[imagesource: Jason Henry]
One of the most intense episodes of Black mirror was The whole story of you, where technology allows the eyes of the character to record everything that happens, to be seen again as memories.
This terrifying level of technological sophistication feels close to home when you realize that tech companies have tried something similar before, with glasses that record and capture everything you see.
If this scares you, you can be thankful that none of these companies have had much success in their attempts.
Remember Google tried failure Google glasses? What about the high-tech glasses version of Snapchat, which could record clips and take photos?
Yeah, no, not really.
But now Facebook is trying, collaborating with Ray-Ban.
Facebook’s glasses are called Ray-Ban Stories and will allow users to take photos, record videos, listen to music or podcasts, and take phone calls through a Bluetooth connection and a built-in microphone.
They are on sale in Ray-Ban stores and in line for £ 299 (almost R6,000):
Early reviews were largely nasty, with the glasses being called “unnecessary” and just plain “dumb”.
here is Mashable with their hot plug:
Facebook’s newest hardware comes with such a limited and poorly executed feature set for the price that it’s hard to take it seriously as a product.
This is just an expensive toy for influencers apparently designed to make Facebook look ‘cool’, designed for a world where ‘stories’ are now widely known as fleeting and easily forgotten snippets of our lives on. social networks.
Knowing that Facebook has long been under scrutiny for the way it handles user personal data, the fact that glasses are surreptitiously filming people is obviously a major concern.
The telegraph reported this privacy issue, mentioning that people were having trouble seeing the one little white light that’s supposed to let people know when they’re being filmed:
Early examiners found that a single white light designed to turn on when the glasses record 30-second video clips was difficult to detect, with many subjects unaware they were being filmed.
… A reviewer who obtained early access to the device from the Wall Street Journal said it had filmed more than 20 people with the glasses on but none could detect light, especially in daylight.
The camera continues to work if a user taps the warning light on, although Facebook has said it would violate its terms of service.
On the flip side, Facebook argues that since the clips are only 30 seconds long and users have to press a button on the frame to start recording, clandestine filming won’t be so easy.
Facebook is ultimately trying to get people comfortable with high-tech headgear:
“We asked ourselves how do we create a product that helps people really be in the moment they are? Andrew Bosworth, director of Facebook Reality Labs, said in an interview.
“Isn’t that better than having to pull out your phone and hold it in front of your face every time you want to capture a moment?” “
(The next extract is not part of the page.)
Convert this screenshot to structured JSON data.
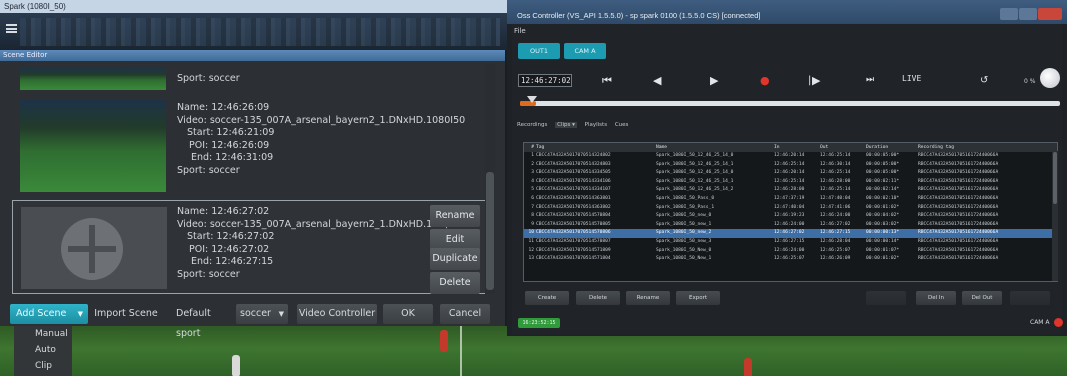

A review on The New York Times has a point about the audio activation feature, called Facebook Assistant, which allows the wearer to take hands-free photos and videos:
For me, it was a sticking point. What do people around me think when they hear me say, “Hey, Facebook, take a picture”? Can I still look cool doing this? Can anyone?
Additionally, to help Facebook improve the assistant, users are asked to allow the device to store transcripts of their voice interactions, which will then be examined by a mix of human algorithms and machine learning. I didn’t like it and imagine others won’t be overly enthusiastic either, no matter how benign their voice interactions may be.
However, you can also take photos and record videos with the push of a button on the right temple of the glasses.
For Mark Zuckerberg, the ultimate goal is to eventually release a pair of smart glasses that fully augment reality, which puts a kind of virtual overlay on the world in front of people.
Call me when they can tell me the names of people I’m talking to, or even before I greet them.
This is the kind of technology that I can support.